- Debit/ATM card: Once your teen has proven her ability to responsibly handle cash, you could allow her to get a card that is linked to her bank account. Be sure to educate her about overdraft fees and teach her how to balance her account so she knows how much is available. This option increases risk, as your teen will now have control over her funds. Talk to your bank or credit union about setting up online banking so you can keep an eye on the outgoing money.
- Authorized credit card user: You can help your mature teen take a leap into the credit card world by adding him as an authorized user on your credit card account. This will enable him to make larger purchases without having you present (which will really free up your time!). It’s a good idea to sit down with your teen and present him with rules and guidelines when it comes to using your credit card. Determine if it’s just for emergencies, if he needs to get verbal approval from you first, and the maximum amount you will let him charge at one time. Again, you will want to set up online services so you can keep a close eye on all charges.
- Cosigner: The next step into credit is cosigning on a credit card in your teenager’s name. Your teen must be 18 or older to take this step. Keep in mind that as a cosigner, you will ultimately be responsible for any unpaid debts and the account can also affect your credit history. This fact makes it even more important for you to sit down with your child to explain the costs associated with credit cards and help her understand how credit cards work. Take the time to sit down with her to review her monthly credit card bills so she can see exactly how much that new pair of shoes will really cost her if she makes only the minimum payment.
- Secured credit card: If your child who is 18 or older has a steady job, he may be able to apply for a secured credit card. Such cards are backed by money that the cardholder deposits with the credit card issuer as security for the credit card limit. Going this route may get you off the hook as a cosigner but will leave your child bearing all of the responsibility for the account. Again, it is important to educate your child about the inner workings of credit cards.
- Unsecured credit card: Even with the recent CARD Act, which places stricter underwriting policies on credit card holders under the age of 21, some teens may be eligible to receive an unsecured credit card. A teen with high enough income can get an unsecured credit card in his name. Such cards carry the highest level of risk since the holders won’t have a cosigner or secured bank account to back them up if they default on their payments. Again, it’s recommended that you guide the way with these accounts so you can help your child avoid some costly mistakes.
Teen Knowledge Level
With schools across the United States incorporating personal finance into their high school curriculum, many parents assume their teens are ready for ATM, debit, and credit cards. But oftentimes these courses must cover other life skills, limiting the amount of time that’s truly spent on personal finance topics, including credit. And, on top of that, the vast majority of teachers don’t feel competent to teach the subject.

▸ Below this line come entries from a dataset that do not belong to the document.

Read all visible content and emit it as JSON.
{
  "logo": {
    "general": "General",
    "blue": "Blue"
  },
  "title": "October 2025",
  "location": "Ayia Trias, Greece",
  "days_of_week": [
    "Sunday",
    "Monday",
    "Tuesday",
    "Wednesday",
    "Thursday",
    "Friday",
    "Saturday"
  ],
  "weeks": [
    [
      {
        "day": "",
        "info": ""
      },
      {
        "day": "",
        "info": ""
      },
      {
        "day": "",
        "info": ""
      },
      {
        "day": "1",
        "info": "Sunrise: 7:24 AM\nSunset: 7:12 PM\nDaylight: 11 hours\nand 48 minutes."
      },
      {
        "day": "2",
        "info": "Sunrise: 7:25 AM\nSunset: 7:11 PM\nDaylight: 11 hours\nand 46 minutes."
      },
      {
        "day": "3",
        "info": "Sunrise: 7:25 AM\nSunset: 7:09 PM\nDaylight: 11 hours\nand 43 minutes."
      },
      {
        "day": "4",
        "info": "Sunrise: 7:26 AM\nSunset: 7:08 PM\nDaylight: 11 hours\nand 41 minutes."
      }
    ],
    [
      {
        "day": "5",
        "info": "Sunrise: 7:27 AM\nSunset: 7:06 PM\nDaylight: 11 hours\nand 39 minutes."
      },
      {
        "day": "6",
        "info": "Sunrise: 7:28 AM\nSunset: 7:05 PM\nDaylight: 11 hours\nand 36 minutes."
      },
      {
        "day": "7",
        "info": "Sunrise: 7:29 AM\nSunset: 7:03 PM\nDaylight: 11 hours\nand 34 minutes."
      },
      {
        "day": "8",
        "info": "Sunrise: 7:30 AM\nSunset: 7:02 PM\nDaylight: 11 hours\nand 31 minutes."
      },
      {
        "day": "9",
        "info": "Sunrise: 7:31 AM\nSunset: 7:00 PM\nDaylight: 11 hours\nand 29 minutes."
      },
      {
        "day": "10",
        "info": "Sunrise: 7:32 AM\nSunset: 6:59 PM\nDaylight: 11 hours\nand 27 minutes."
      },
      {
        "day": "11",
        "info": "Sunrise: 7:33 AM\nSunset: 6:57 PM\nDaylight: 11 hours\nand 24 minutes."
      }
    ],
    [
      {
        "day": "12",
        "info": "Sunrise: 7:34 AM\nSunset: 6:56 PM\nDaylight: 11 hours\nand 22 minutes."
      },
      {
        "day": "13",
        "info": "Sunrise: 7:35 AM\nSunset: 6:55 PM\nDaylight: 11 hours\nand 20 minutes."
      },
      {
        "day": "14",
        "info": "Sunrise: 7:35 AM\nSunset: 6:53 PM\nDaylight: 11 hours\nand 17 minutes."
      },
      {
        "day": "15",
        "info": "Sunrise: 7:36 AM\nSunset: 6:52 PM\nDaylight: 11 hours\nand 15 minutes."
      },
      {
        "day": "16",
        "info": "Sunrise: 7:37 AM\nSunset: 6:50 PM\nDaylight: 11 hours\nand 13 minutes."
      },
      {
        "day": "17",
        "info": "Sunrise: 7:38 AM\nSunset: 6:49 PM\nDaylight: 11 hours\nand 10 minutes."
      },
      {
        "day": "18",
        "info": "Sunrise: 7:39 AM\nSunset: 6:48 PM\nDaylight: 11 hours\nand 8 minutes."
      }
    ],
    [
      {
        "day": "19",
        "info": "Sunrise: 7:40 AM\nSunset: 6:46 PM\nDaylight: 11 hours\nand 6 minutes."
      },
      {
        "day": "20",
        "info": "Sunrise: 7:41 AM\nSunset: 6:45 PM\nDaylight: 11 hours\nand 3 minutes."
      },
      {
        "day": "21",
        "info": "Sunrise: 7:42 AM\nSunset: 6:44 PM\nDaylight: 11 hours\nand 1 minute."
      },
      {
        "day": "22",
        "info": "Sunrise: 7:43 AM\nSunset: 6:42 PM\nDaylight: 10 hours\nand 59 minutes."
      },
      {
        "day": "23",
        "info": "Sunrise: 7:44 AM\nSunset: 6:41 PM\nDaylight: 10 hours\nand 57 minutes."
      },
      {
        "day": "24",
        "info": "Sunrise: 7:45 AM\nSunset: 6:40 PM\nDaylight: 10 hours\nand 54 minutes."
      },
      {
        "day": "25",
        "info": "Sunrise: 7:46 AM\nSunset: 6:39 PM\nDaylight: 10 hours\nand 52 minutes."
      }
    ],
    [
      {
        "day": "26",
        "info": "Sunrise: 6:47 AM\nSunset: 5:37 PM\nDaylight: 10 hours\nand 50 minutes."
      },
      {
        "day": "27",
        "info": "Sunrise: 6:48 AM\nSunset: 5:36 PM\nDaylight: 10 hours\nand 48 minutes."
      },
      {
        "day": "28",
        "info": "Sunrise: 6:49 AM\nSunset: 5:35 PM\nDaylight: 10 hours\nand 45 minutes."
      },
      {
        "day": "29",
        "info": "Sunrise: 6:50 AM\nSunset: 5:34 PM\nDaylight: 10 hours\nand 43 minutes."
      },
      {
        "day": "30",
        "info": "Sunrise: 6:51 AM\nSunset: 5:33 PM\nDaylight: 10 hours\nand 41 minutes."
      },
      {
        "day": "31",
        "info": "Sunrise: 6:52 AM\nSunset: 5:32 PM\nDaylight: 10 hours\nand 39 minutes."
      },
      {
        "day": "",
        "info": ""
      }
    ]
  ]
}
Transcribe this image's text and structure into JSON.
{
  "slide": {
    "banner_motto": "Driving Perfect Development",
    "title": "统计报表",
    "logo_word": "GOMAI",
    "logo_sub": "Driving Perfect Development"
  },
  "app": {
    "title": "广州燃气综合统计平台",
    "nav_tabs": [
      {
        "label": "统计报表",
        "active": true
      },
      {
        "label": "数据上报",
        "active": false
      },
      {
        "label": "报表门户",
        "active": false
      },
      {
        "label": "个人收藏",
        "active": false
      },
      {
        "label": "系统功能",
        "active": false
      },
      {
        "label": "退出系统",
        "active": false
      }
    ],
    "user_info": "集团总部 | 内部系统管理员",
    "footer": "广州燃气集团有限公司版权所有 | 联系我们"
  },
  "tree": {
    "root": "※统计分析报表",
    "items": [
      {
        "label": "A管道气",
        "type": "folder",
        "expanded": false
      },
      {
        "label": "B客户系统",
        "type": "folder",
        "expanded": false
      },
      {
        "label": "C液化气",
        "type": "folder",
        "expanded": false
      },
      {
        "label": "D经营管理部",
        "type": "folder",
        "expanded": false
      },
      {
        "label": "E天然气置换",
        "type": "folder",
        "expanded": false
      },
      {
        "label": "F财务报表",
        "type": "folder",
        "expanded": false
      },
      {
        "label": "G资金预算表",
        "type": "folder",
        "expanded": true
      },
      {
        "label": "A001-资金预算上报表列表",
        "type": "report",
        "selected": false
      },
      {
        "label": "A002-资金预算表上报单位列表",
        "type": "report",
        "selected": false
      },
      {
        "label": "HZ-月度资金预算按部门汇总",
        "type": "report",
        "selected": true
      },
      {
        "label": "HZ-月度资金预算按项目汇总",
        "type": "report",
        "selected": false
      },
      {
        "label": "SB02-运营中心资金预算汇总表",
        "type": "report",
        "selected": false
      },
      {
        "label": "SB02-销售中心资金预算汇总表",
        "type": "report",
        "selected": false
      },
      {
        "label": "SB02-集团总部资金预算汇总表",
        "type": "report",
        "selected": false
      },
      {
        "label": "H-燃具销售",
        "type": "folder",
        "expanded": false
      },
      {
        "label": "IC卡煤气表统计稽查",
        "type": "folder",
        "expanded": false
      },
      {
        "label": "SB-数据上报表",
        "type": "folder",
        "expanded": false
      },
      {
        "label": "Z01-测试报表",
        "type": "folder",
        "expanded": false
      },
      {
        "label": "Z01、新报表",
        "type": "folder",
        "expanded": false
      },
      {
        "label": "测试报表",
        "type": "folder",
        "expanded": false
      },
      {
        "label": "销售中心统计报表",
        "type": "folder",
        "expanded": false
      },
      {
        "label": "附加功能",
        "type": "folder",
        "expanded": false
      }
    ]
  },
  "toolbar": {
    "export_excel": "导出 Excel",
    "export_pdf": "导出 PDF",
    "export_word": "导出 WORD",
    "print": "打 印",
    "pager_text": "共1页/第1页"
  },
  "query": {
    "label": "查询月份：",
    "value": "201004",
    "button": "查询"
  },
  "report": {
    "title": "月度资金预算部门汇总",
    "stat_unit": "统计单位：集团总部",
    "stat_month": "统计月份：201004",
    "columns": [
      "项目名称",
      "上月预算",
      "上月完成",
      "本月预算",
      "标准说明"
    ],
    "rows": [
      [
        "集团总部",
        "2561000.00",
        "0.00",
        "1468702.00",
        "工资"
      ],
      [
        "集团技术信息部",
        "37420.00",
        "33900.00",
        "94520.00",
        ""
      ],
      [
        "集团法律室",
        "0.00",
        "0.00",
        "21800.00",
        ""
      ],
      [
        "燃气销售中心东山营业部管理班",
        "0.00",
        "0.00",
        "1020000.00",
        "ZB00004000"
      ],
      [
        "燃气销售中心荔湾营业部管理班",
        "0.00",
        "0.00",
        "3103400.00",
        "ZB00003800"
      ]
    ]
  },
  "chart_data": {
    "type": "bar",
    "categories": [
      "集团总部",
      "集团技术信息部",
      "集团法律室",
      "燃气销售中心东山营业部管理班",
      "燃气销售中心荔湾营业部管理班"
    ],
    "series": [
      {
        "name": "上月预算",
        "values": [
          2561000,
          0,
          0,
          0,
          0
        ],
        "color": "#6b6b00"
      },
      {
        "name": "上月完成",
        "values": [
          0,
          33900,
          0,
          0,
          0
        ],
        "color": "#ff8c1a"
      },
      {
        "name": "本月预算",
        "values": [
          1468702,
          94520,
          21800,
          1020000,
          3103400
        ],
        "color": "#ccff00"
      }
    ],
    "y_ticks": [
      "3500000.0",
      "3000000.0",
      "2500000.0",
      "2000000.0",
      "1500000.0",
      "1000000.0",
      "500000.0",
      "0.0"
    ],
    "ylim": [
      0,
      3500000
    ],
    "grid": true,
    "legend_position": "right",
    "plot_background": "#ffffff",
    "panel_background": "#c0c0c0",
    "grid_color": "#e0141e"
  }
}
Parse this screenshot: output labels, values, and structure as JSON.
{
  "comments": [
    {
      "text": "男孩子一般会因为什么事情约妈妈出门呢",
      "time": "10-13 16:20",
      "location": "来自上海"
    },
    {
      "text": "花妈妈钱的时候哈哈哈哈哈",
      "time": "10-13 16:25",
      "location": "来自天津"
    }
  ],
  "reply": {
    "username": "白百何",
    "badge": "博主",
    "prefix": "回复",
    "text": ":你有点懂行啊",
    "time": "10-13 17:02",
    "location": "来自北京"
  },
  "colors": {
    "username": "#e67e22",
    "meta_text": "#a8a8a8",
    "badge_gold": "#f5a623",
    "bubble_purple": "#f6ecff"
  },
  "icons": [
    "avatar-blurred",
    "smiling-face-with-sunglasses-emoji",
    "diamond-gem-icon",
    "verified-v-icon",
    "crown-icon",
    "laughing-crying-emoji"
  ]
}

Studies show that while teens feel fairly comfortable with many personal finance subjects, they still don’t have a firm grasp on credit cards. This lack of confidence makes it increasingly important for parents to continue the education at home. While the task may seem daunting, parents can find age-appropriate information both online and through trusted financial institutions, like banks, credit unions, and even financial planners and insurance agents. CreditDonkey has also published articles and materials to help families further their credit knowledge.
(Graphic Design by Marcelo; Additional Writing by Meghan)